Copy out each line below in which the string "Иванов" appears.

^^^^^^^^^^^^^^^^

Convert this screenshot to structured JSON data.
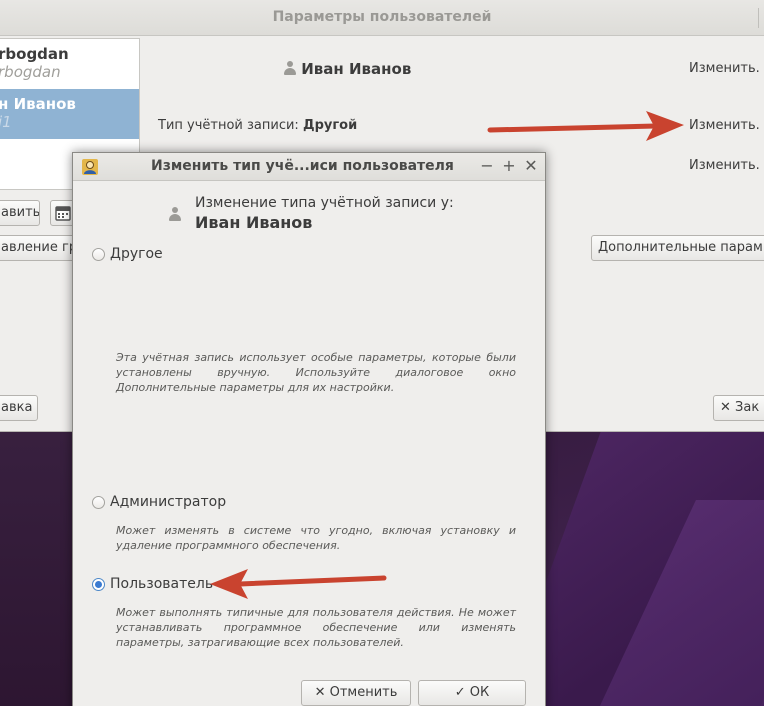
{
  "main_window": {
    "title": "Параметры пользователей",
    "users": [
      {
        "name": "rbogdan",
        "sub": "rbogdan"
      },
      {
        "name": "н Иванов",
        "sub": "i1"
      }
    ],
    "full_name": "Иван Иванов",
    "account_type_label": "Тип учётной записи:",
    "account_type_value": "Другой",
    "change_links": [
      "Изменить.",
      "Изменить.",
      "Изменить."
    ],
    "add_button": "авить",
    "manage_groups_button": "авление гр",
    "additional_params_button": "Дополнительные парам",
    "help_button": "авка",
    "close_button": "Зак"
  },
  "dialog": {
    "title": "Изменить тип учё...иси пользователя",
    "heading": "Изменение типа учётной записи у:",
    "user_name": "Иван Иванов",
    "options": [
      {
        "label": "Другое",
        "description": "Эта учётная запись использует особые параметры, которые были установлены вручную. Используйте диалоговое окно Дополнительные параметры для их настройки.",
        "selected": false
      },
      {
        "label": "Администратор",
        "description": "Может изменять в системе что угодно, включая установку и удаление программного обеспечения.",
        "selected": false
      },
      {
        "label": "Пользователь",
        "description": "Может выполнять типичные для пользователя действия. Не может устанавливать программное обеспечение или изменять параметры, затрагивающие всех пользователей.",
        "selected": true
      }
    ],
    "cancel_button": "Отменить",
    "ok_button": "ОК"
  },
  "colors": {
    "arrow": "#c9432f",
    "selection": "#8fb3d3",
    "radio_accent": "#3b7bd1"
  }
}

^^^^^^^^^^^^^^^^

*RESPONSE AREA*.
        "name": "н Иванов",
    "full_name": "Иван Иванов",
    "user_name": "Иван Иванов",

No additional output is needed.